§ Work order
Gather, from the data below, each line in which the word "emissora" occurs.

[Stored items]
>>>
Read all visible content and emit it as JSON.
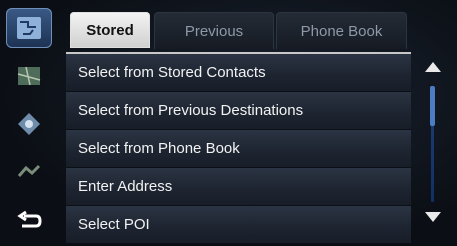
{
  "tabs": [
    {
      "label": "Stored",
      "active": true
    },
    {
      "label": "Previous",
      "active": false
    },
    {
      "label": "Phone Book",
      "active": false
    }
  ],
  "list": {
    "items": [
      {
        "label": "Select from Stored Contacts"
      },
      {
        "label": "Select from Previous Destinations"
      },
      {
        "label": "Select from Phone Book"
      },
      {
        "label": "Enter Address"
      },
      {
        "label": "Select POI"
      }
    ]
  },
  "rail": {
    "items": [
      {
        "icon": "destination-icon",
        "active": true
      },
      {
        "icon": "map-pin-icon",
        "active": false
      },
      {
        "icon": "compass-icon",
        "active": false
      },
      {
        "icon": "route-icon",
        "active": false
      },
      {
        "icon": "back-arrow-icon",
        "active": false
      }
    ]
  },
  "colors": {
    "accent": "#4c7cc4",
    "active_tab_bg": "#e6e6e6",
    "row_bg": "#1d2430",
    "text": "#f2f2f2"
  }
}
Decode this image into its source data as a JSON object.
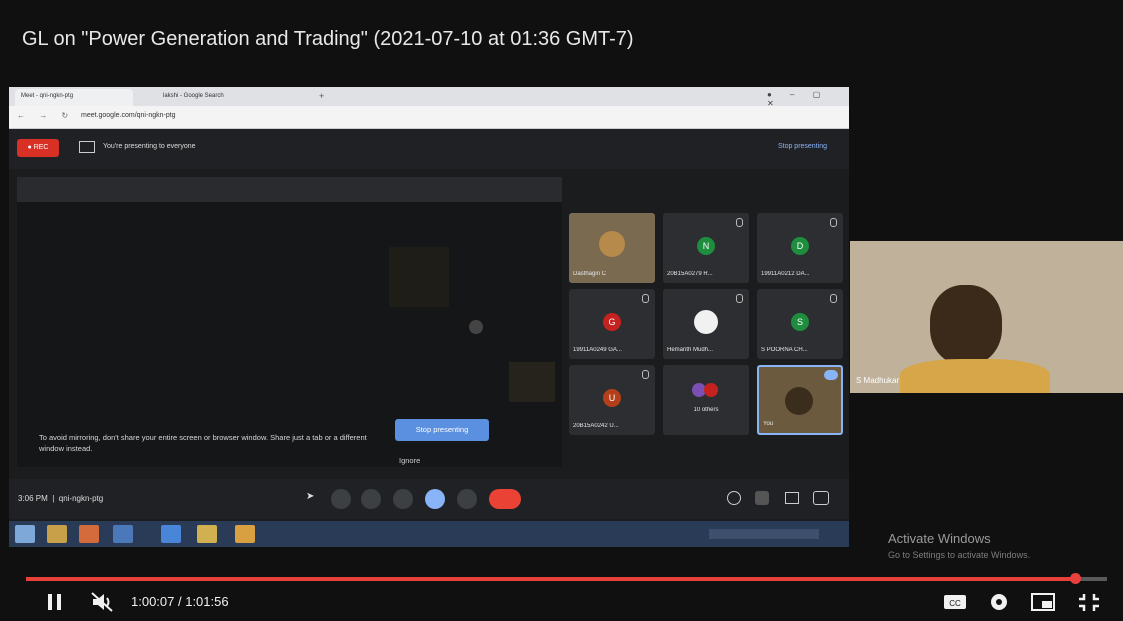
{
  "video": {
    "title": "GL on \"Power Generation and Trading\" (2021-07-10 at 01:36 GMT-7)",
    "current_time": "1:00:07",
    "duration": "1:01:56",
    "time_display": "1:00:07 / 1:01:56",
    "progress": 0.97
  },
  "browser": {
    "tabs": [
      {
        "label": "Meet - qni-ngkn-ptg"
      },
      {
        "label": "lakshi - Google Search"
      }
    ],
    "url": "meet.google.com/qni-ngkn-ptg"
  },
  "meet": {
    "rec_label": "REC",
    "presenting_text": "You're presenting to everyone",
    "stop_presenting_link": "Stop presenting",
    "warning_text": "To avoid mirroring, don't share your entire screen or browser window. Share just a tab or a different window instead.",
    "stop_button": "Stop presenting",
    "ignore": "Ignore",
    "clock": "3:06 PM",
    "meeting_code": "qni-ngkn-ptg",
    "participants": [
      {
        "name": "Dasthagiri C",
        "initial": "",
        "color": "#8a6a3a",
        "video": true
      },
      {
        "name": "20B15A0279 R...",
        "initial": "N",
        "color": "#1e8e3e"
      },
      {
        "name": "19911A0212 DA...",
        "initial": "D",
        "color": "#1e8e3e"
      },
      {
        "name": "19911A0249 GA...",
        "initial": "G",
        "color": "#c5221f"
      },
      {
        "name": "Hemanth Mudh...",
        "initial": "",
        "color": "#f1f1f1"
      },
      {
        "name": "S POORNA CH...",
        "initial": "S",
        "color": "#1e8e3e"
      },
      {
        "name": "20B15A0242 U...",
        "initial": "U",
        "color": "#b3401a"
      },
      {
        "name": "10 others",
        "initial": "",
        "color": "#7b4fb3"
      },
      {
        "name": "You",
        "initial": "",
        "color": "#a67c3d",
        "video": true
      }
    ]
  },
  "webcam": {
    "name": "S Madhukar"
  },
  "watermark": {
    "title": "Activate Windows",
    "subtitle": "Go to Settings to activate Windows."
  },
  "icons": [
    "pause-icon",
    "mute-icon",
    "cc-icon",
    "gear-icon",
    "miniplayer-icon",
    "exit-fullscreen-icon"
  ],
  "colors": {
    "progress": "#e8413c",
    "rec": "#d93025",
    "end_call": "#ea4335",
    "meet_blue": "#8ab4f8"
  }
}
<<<
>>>
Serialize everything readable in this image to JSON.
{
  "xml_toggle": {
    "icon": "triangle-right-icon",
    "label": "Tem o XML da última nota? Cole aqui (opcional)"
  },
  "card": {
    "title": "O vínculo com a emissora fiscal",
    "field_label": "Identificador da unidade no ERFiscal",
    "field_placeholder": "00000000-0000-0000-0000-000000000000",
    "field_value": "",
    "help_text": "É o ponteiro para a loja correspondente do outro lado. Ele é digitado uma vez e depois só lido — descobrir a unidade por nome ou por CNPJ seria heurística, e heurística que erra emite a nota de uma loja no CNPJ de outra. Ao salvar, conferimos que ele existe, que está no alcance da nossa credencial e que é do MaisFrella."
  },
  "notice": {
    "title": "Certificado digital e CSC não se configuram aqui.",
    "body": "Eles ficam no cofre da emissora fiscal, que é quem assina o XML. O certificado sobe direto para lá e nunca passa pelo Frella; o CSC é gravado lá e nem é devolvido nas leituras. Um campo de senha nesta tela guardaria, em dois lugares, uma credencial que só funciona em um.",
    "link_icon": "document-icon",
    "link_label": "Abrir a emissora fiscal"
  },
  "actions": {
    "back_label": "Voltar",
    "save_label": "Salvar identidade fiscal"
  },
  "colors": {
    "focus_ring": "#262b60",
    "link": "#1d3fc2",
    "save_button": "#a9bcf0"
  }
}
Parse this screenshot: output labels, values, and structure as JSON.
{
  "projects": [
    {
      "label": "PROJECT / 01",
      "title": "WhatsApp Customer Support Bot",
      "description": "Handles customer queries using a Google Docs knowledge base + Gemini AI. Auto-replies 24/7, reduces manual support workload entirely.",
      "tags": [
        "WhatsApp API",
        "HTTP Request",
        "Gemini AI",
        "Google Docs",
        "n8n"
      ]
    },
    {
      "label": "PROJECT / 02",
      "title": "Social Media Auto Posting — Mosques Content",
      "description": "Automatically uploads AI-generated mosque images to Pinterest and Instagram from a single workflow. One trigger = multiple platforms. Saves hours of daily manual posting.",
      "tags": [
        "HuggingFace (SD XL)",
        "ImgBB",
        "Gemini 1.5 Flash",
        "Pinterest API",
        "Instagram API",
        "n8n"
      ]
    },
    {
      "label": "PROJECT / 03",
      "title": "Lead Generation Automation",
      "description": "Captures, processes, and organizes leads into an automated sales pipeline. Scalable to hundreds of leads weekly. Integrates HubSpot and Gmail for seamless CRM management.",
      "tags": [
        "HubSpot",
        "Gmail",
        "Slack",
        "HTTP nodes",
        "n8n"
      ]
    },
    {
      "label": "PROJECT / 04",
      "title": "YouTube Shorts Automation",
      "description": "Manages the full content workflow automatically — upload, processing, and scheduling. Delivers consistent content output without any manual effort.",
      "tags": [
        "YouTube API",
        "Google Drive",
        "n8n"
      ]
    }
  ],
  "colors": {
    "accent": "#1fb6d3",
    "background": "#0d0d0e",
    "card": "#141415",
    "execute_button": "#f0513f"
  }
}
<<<
§ Answer box
    "title": "O vínculo com a emissora fiscal",
    "body": "Eles ficam no cofre da emissora fiscal, que é quem assina o XML. O certificado sobe direto para lá e nunca passa pelo Frella; o CSC é gravado lá e nem é devolvido nas leituras. Um campo de senha nesta tela guardaria, em dois lugares, uma credencial que só funciona em um.",
    "link_label": "Abrir a emissora fiscal"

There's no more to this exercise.